Smarter networks are as a result less “congested” and operate better. This certainly is the case when you have multiple wifi transmitters (or Access Points) on your network.
It turns out if Poly is the Wifi device (Poly is in hotspot mode) or the Phone is the hotspot then, well, they act like dumb networks and send everything everywhere.
Multicast packets are a special case. On a smart network essentially no multicast flows between devices unless they have specifically asked to “join a multicast group” using something called Internet Group Management Protocol.
Searching is in section 1.3.2 (This is what DLNA apps will do to find Poly) Responses Poly should give are listen in section 1.3.3
A core part of DLNA devices finding each other is to do an M-SEARCH or Multicast Search.
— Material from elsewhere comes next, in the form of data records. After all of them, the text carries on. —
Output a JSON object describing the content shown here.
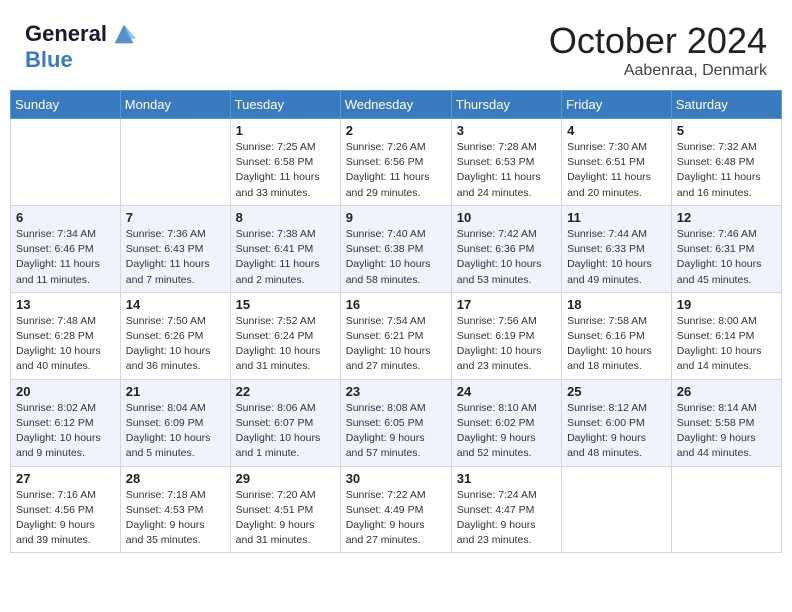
{
  "header": {
    "logo_line1": "General",
    "logo_line2": "Blue",
    "month_title": "October 2024",
    "location": "Aabenraa, Denmark"
  },
  "weekdays": [
    "Sunday",
    "Monday",
    "Tuesday",
    "Wednesday",
    "Thursday",
    "Friday",
    "Saturday"
  ],
  "weeks": [
    [
      {
        "day": "",
        "detail": ""
      },
      {
        "day": "",
        "detail": ""
      },
      {
        "day": "1",
        "detail": "Sunrise: 7:25 AM\nSunset: 6:58 PM\nDaylight: 11 hours\nand 33 minutes."
      },
      {
        "day": "2",
        "detail": "Sunrise: 7:26 AM\nSunset: 6:56 PM\nDaylight: 11 hours\nand 29 minutes."
      },
      {
        "day": "3",
        "detail": "Sunrise: 7:28 AM\nSunset: 6:53 PM\nDaylight: 11 hours\nand 24 minutes."
      },
      {
        "day": "4",
        "detail": "Sunrise: 7:30 AM\nSunset: 6:51 PM\nDaylight: 11 hours\nand 20 minutes."
      },
      {
        "day": "5",
        "detail": "Sunrise: 7:32 AM\nSunset: 6:48 PM\nDaylight: 11 hours\nand 16 minutes."
      }
    ],
    [
      {
        "day": "6",
        "detail": "Sunrise: 7:34 AM\nSunset: 6:46 PM\nDaylight: 11 hours\nand 11 minutes."
      },
      {
        "day": "7",
        "detail": "Sunrise: 7:36 AM\nSunset: 6:43 PM\nDaylight: 11 hours\nand 7 minutes."
      },
      {
        "day": "8",
        "detail": "Sunrise: 7:38 AM\nSunset: 6:41 PM\nDaylight: 11 hours\nand 2 minutes."
      },
      {
        "day": "9",
        "detail": "Sunrise: 7:40 AM\nSunset: 6:38 PM\nDaylight: 10 hours\nand 58 minutes."
      },
      {
        "day": "10",
        "detail": "Sunrise: 7:42 AM\nSunset: 6:36 PM\nDaylight: 10 hours\nand 53 minutes."
      },
      {
        "day": "11",
        "detail": "Sunrise: 7:44 AM\nSunset: 6:33 PM\nDaylight: 10 hours\nand 49 minutes."
      },
      {
        "day": "12",
        "detail": "Sunrise: 7:46 AM\nSunset: 6:31 PM\nDaylight: 10 hours\nand 45 minutes."
      }
    ],
    [
      {
        "day": "13",
        "detail": "Sunrise: 7:48 AM\nSunset: 6:28 PM\nDaylight: 10 hours\nand 40 minutes."
      },
      {
        "day": "14",
        "detail": "Sunrise: 7:50 AM\nSunset: 6:26 PM\nDaylight: 10 hours\nand 36 minutes."
      },
      {
        "day": "15",
        "detail": "Sunrise: 7:52 AM\nSunset: 6:24 PM\nDaylight: 10 hours\nand 31 minutes."
      },
      {
        "day": "16",
        "detail": "Sunrise: 7:54 AM\nSunset: 6:21 PM\nDaylight: 10 hours\nand 27 minutes."
      },
      {
        "day": "17",
        "detail": "Sunrise: 7:56 AM\nSunset: 6:19 PM\nDaylight: 10 hours\nand 23 minutes."
      },
      {
        "day": "18",
        "detail": "Sunrise: 7:58 AM\nSunset: 6:16 PM\nDaylight: 10 hours\nand 18 minutes."
      },
      {
        "day": "19",
        "detail": "Sunrise: 8:00 AM\nSunset: 6:14 PM\nDaylight: 10 hours\nand 14 minutes."
      }
    ],
    [
      {
        "day": "20",
        "detail": "Sunrise: 8:02 AM\nSunset: 6:12 PM\nDaylight: 10 hours\nand 9 minutes."
      },
      {
        "day": "21",
        "detail": "Sunrise: 8:04 AM\nSunset: 6:09 PM\nDaylight: 10 hours\nand 5 minutes."
      },
      {
        "day": "22",
        "detail": "Sunrise: 8:06 AM\nSunset: 6:07 PM\nDaylight: 10 hours\nand 1 minute."
      },
      {
        "day": "23",
        "detail": "Sunrise: 8:08 AM\nSunset: 6:05 PM\nDaylight: 9 hours\nand 57 minutes."
      },
      {
        "day": "24",
        "detail": "Sunrise: 8:10 AM\nSunset: 6:02 PM\nDaylight: 9 hours\nand 52 minutes."
      },
      {
        "day": "25",
        "detail": "Sunrise: 8:12 AM\nSunset: 6:00 PM\nDaylight: 9 hours\nand 48 minutes."
      },
      {
        "day": "26",
        "detail": "Sunrise: 8:14 AM\nSunset: 5:58 PM\nDaylight: 9 hours\nand 44 minutes."
      }
    ],
    [
      {
        "day": "27",
        "detail": "Sunrise: 7:16 AM\nSunset: 4:56 PM\nDaylight: 9 hours\nand 39 minutes."
      },
      {
        "day": "28",
        "detail": "Sunrise: 7:18 AM\nSunset: 4:53 PM\nDaylight: 9 hours\nand 35 minutes."
      },
      {
        "day": "29",
        "detail": "Sunrise: 7:20 AM\nSunset: 4:51 PM\nDaylight: 9 hours\nand 31 minutes."
      },
      {
        "day": "30",
        "detail": "Sunrise: 7:22 AM\nSunset: 4:49 PM\nDaylight: 9 hours\nand 27 minutes."
      },
      {
        "day": "31",
        "detail": "Sunrise: 7:24 AM\nSunset: 4:47 PM\nDaylight: 9 hours\nand 23 minutes."
      },
      {
        "day": "",
        "detail": ""
      },
      {
        "day": "",
        "detail": ""
      }
    ]
  ]
}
This means that all DLNA devices should be subscribing to hear the multicast messages… or they never hear the requests for a search.
Below is a trace of my network where I powered up Poly and my iPhone. Notice how the iPhone, when I launch Glider, asks to join 18.104.22.168 and 22.214.171.124. Now, the smart network knows that whenever it sees those addresses on packets, they need to be forwarded to the access point and out to the iPhone who asked to receive them on whatever WiFi channel its on…
However… poly is not on this list. It never asks to join 126.96.36.199 and so Glider and 8Player can ask to find sources as much as they want, and send out Multicast search messages…. but the network itself is smart and will never send the multicast M-SEARCH requests on to the Poly because it never asks to receive multicast traffic in the first place. Good network, bad Poly.
(In the screenshot, 10.0.1.1 is the router, 10.0.1.111 is another iPad.)
What Poly DOES do is simply to send out Multicast advertisements on this Multicast group telling anyone willing to listen that it hosts several DLNA services, for example that its a player, as well as a source for music: (Side note: Notice the 400 series entries below? Another bug causes them to actually stop after a while)
And once again, if you are on the same network and this stuff isn't filtered by default, you'd see it. SO folks with simple networks or “dumb” networks will work fine.
But again, on a smart network, when both clients are in the same access point, even though you'd think they'd hear each other because their just sending Wifi messages and everyone hears them, they don't…
The iPhone is on 5GHz and the Poly is 2.4… so the Access point, even if there is only one, is receiving the multicast on 5GHz and has to forward it back out on 2.4… and because its smart and doesn't want to flood the network (Why would it send to the 2.4 if nobody is listening) it blocks it.
See how the Poly is on channel 1 and the iPhone is on channel 44 - they're not tuned to the same station, so they never hear each other, and rely on the Access point to relay info, which is does for the traffic from Poly TO iPhone bit not the other way because Poly didn't ask to hear it:
The solution is for Poly to also send IGMP group join messages when it connects to networks. By default under Linux this is off and needs to be turned on even if by a simple shell command on Poly:
Now, all this said, if the controlling app (Glider or 8Player) IS asking to hear those multicast advertisment messages, then the broadcasts that happen by Poly should be heard as a kind of workaround, so long as its advertising all the necessary DLNA services. (This was the “fix” attempted in version 1.0.6) In fact Poly is actually sending those advertisement packets every second or so…
Issue #1 with this is that this is a lazy/slack/spammy way to doit and…
Just implement IGMP joins and do this right. It'll solve the above 3 issues by avoiding the need for them in the first place.
For those with a simpler network, their devices ignore multicast and send them as broadcasts instead, avoiding all of this and Poly works… but its a hack at best.